This Valentine’s Day a very special announcement was made by Prince Harry and his wife Meghan, they are expecting a child. A royal baby announcement nowadays is made and spread on social media. Since Instagram and other online platforms did not exist in Tudor times, how was this joyous news shared with the rest of the country?
Harry and Meghan's pregnancy announcement.
A formal announcement of a queen’s pregnancy was generally made at about four months. Around this time something known as a quickening had taken place. The quickening was when the queen felt her baby move for the first time. The good news gave England hope for an heir to the throne, a prince. So when the news was announced, it was widely celebrated throughout the country.
On the 27th of May 1537, on Trinity Sunday, Queen Jane Seymour felt her baby move for the first time. After the announcement was made, the celebrations started all over England and even in France. In London a Te Deum, a hymn, was sung in St Paul’s Cathedral, fires were lit and the people enjoyed wine. In Oxford a sermon was preached:
“The last and greatest benefit, the special cause of their assembly, is “that our most excellent lady and mistress queen Jane, our noble and godly prince’s, King Henry the Eighth’s, wife, hath conceived and is great with child, and upon Trinity Sunday, like one given of God, the child quickened in the mother’s womb.” Exhorts them to give praise, and pray that it may be a prince.”

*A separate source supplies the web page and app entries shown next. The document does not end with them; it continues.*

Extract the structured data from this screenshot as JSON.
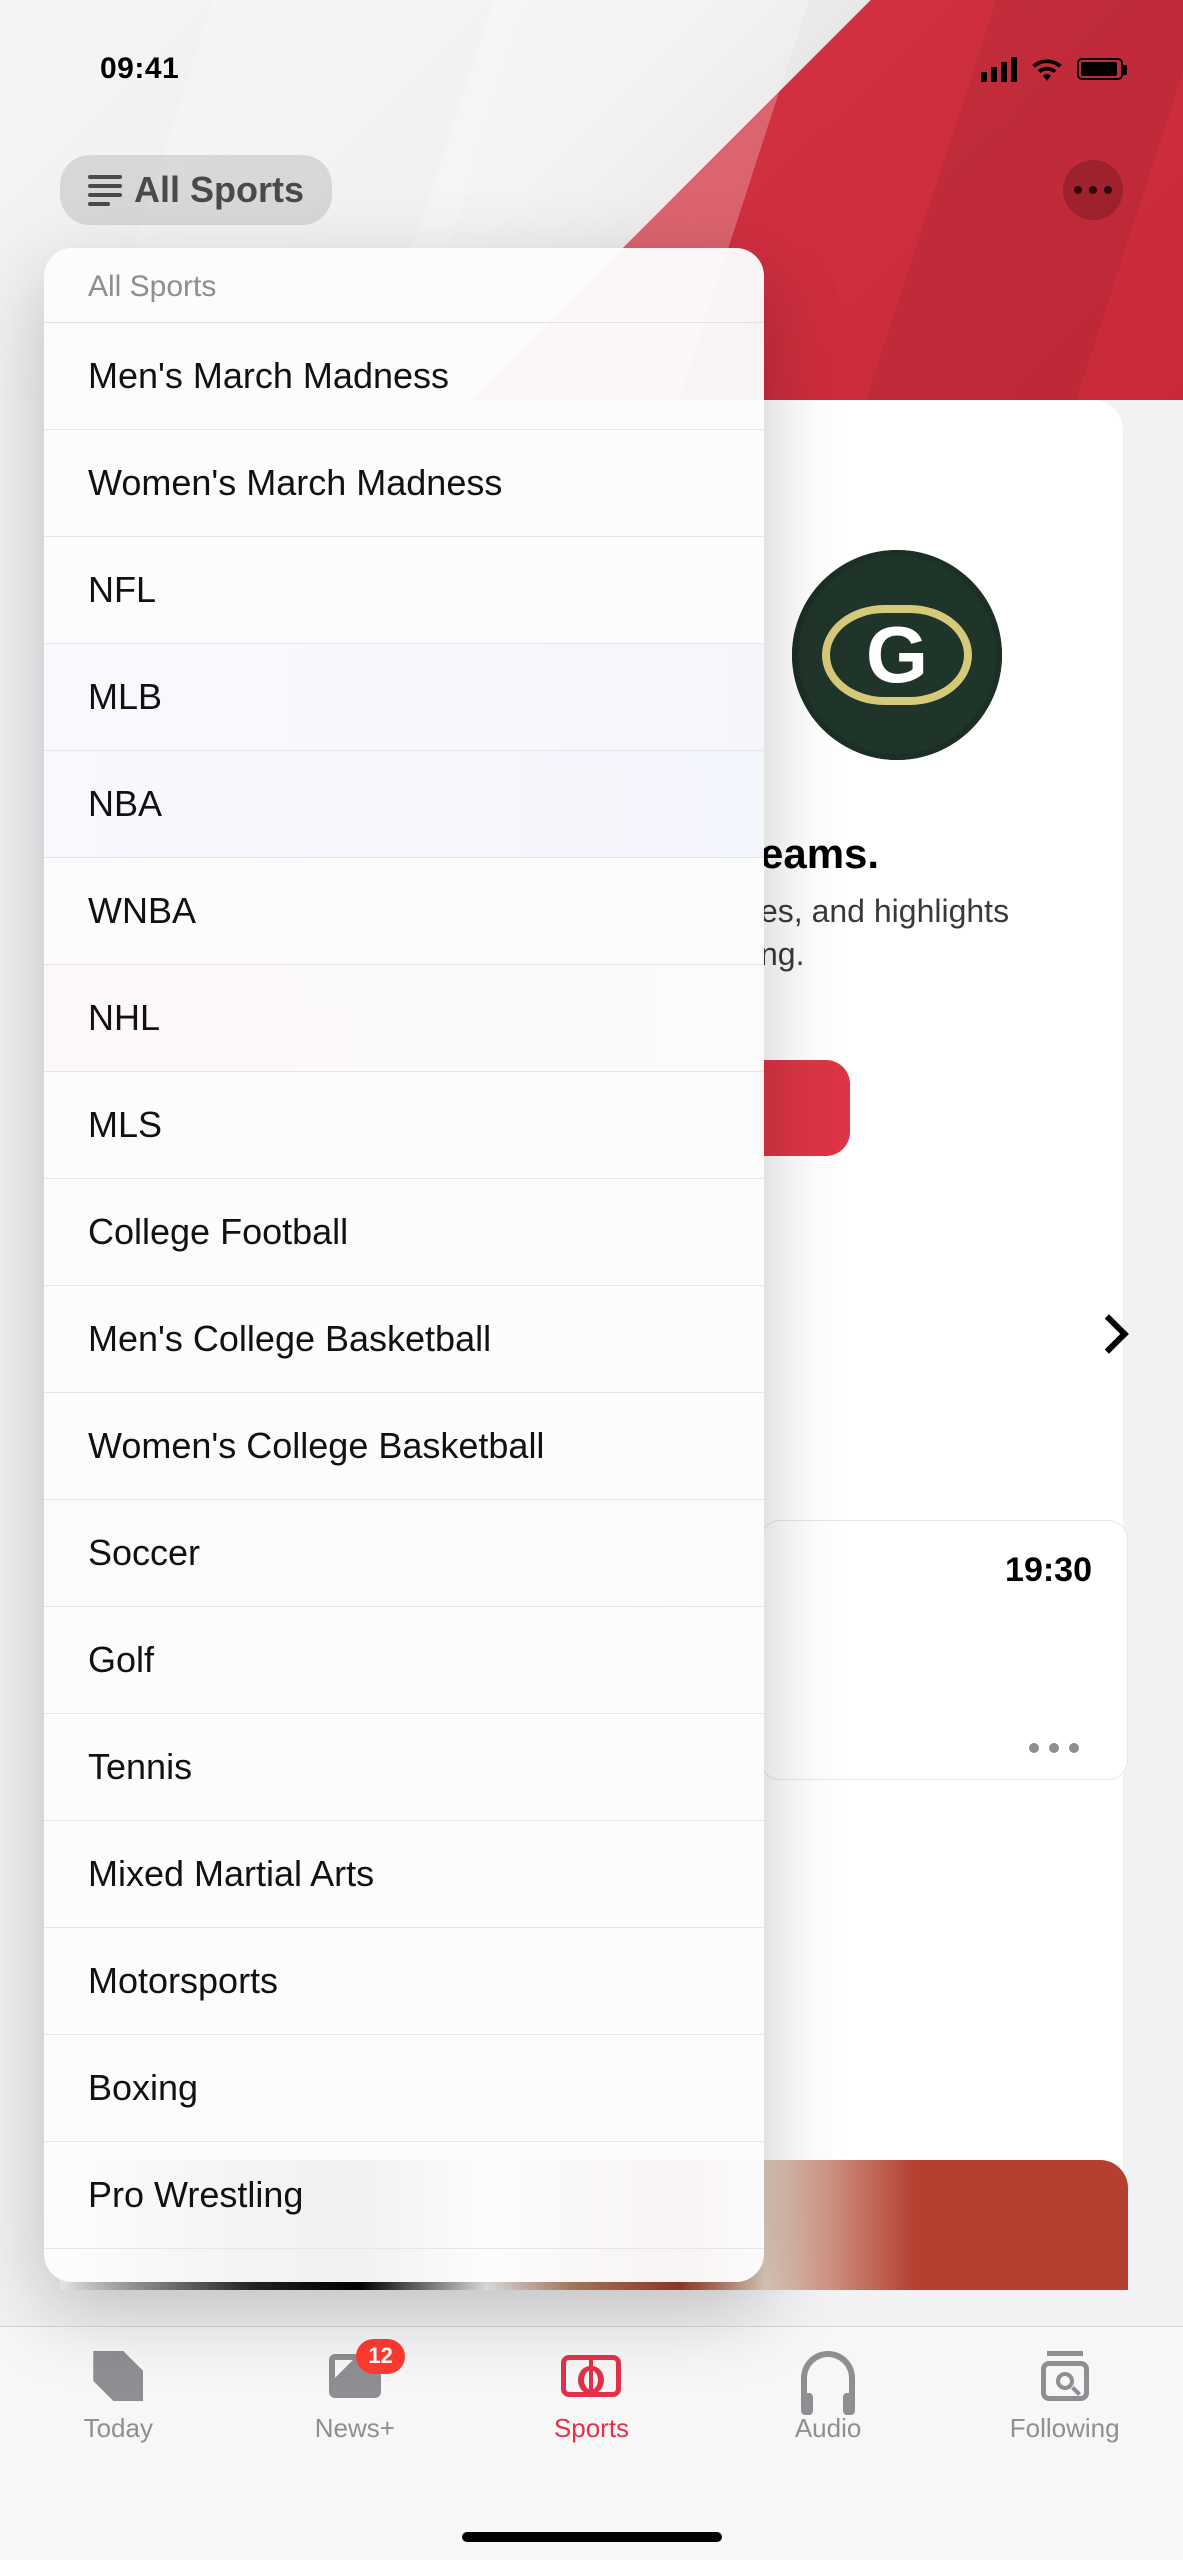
{
  "status": {
    "time": "09:41"
  },
  "nav": {
    "chip_label": "All Sports"
  },
  "dropdown": {
    "header": "All Sports",
    "items": [
      "Men's March Madness",
      "Women's March Madness",
      "NFL",
      "MLB",
      "NBA",
      "WNBA",
      "NHL",
      "MLS",
      "College Football",
      "Men's College Basketball",
      "Women's College Basketball",
      "Soccer",
      "Golf",
      "Tennis",
      "Mixed Martial Arts",
      "Motorsports",
      "Boxing",
      "Pro Wrestling"
    ]
  },
  "background": {
    "team_logo_letter": "G",
    "headline_fragment": "eams.",
    "sub_fragment_line1": "es, and highlights",
    "sub_fragment_line2": "ng.",
    "score_time": "19:30"
  },
  "tabs": {
    "today": "Today",
    "newsplus": "News+",
    "newsplus_badge": "12",
    "sports": "Sports",
    "audio": "Audio",
    "following": "Following"
  }
}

In York celebrations included a Te Deum being sung, bonfires through the city and four hogsheads, the size of the barrel, of wine were ordered. The barrels of wine were laid in different places and could be enjoyed for free by the public. Across the Channel, in Guines and Calais, celebrations were organised which again included the singing of a Te Deum and fires. In Calais the guns shot off at 4 o’clock in honour of Henry and Jane’s unborn child, the child we now know as Edward VI.